Doner in Turkey means rotating and kebap is the seasoned meat. The meat used is cut from the giant loaf of seasoned and spiced meat that is inserted on a long metal vertical rotisserie. This rotisserie rotates and cooks the meat. Grill or charcoal options are used to cook this type of meat.

Turkish Tea:

You are not doing your trip to Turkey right if you haven’t yet had the Turkish tea. Turkish tea is one item you must not miss. It is served after every meal in a tulip shaped curvy cup. This tea tastes bitter.

I was tempted to try when I was served this aromatic tea, right after my meal, in a curvy transparent cup.
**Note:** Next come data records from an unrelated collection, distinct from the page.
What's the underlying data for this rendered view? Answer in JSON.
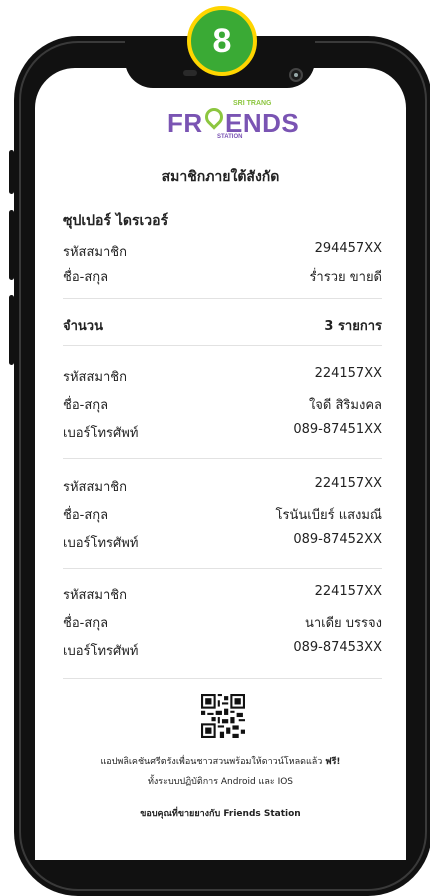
{
  "step_number": "8",
  "logo": {
    "top": "SRI TRANG",
    "main_left": "FR",
    "main_right": "ENDS",
    "bottom": "STATION"
  },
  "title": "สมาชิกภายใต้สังกัด",
  "driver": {
    "heading": "ซุปเปอร์ ไดรเวอร์",
    "member_id_label": "รหัสสมาชิก",
    "member_id": "294457XX",
    "name_label": "ชื่อ-สกุล",
    "name": "ร่ำรวย ขายดี"
  },
  "count": {
    "label": "จำนวน",
    "value": "3 รายการ"
  },
  "members": [
    {
      "id_label": "รหัสสมาชิก",
      "id": "224157XX",
      "name_label": "ชื่อ-สกุล",
      "name": "ใจดี สิริมงคล",
      "phone_label": "เบอร์โทรศัพท์",
      "phone": "089-87451XX"
    },
    {
      "id_label": "รหัสสมาชิก",
      "id": "224157XX",
      "name_label": "ชื่อ-สกุล",
      "name": "โรนันเบียร์  แสงมณี",
      "phone_label": "เบอร์โทรศัพท์",
      "phone": "089-87452XX"
    },
    {
      "id_label": "รหัสสมาชิก",
      "id": "224157XX",
      "name_label": "ชื่อ-สกุล",
      "name": "นาเดีย  บรรจง",
      "phone_label": "เบอร์โทรศัพท์",
      "phone": "089-87453XX"
    }
  ],
  "footer": {
    "line1": "แอปพลิเคชันศรีตรังเพื่อนชาวสวนพร้อมให้ดาวน์โหลดแล้ว ",
    "free": "ฟรี!",
    "line2": "ทั้งระบบปฏิบัติการ Android และ IOS",
    "thanks": "ขอบคุณที่ขายยางกับ Friends Station"
  },
  "colors": {
    "badge_green": "#3aaa35",
    "badge_ring": "#ffd500",
    "brand_purple": "#7a54b3",
    "brand_green": "#8cc63f"
  }
}
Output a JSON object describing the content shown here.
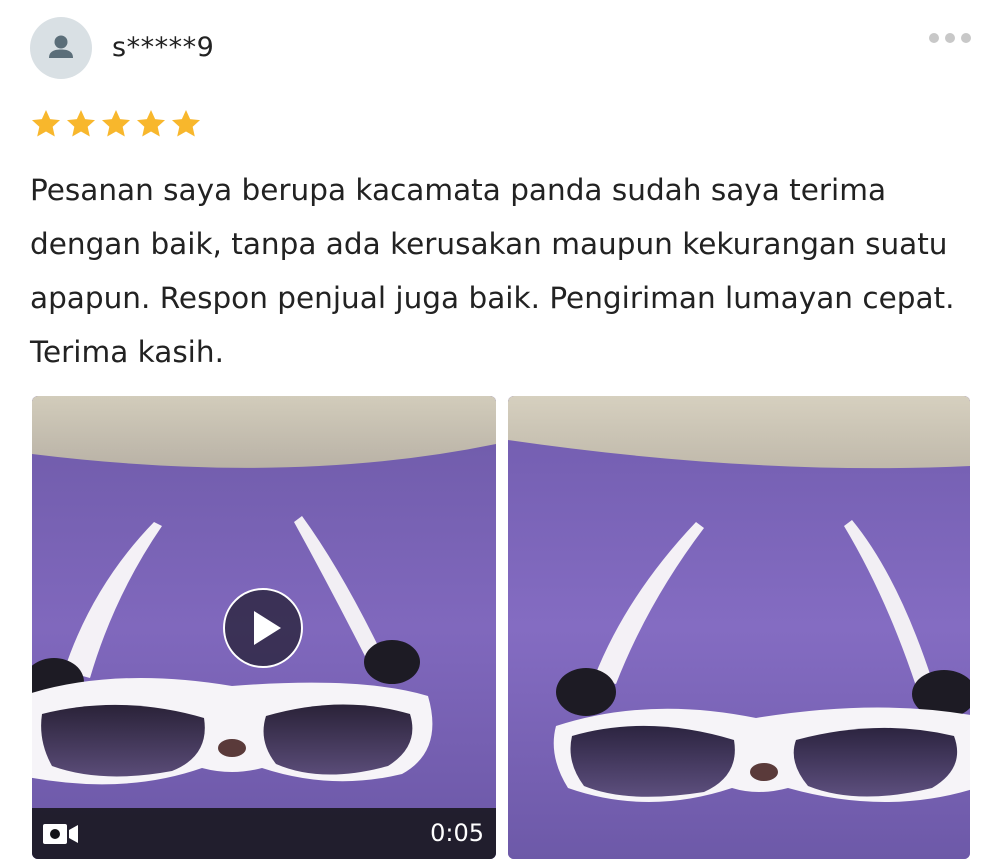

Though the tea was toastier and bitter than I expected, it came as a surprise to me when the taste started growing on my palate.

Like in India and China, this tea is a part of routine too and it is had on a regular basis.

“This tea is not everyone’s cup of tea.”


While the tea makes for a routine meal, the Turkish coffee cannot be missed too. When roaming the streets, if you spot a coffee stall, make sure to stop and try this textured flavor hot drink. I had to add honey to my coffee because it was strongly roasted.

The process of making coffee on the hot sand is an interesting one to look at. It’s like an art. The hot gravel or charcoal brews the cup of coffee and you are served the deep-roasted drink that will need a bitter approving palate to have it.

The Turks enjoy this cup of coffee in the evenings and the local stall-owner who served me coffee told me I had to sit and enjoy it to get the real taste of Istanbul. It is served in silverware or painted cups that are also among my favorite picks for souvenirs.

I brought home three pairs of coffee mugs and they make an amazing display on my crockery cupboard.

Quick Look at the Street Food

Like any other, middle-eastern country, Turkey is renowned for its street food too. The first one to try is a pretzel-like bread called the Simit.

Simit is a warm bread topped with sesame seeds and it tastes like a bagel. It is sold around in carts everywhere around the city. This can make a good snack while you are gawking at the Blue Mosque or taking a walk around the cobbled streets of Istanbul.

Similarly, corn is another snack that is sold on carts and found everywhere. This corn on the cob is roasted on charcoal or boiled and garnished with lemon juice and little spices. The aroma of corn being roasted on the coal will drag you to one of the carts.

Balik Ekmek, meaning fish on bread is one street snack you cannot afford to miss. It is a favorite local snack and comes at a cheaper price. The fish is fried and served with onions, tomatoes, and bread. This may sound simple; however, when you try the fish you know you have had the best snack of the day.

Dondurma or the Turkish Ice cream is yet another popular street food. This is not your regular gelatin or custard ice cream; the Dondurma is a syrupy, chewy and thick ice cream that has flour in it. The best part of having a Dondurma is not only the taste but the 3-minute show that the vendor will perform for you while making the ice cream.

Yes, you heard it right!! The vendor does little tricks and fools around with a long metal spatula that will hand you the cone this minute and take away the next minute. It’s fun watching people blushing and laughing while they get their ice-creams.

Lastly, try some freshly squeezed juices from local vendors. From the regular orange and pineapple juices, you also have the option to try the kiwi or pomegranate juice for 2-3 liras.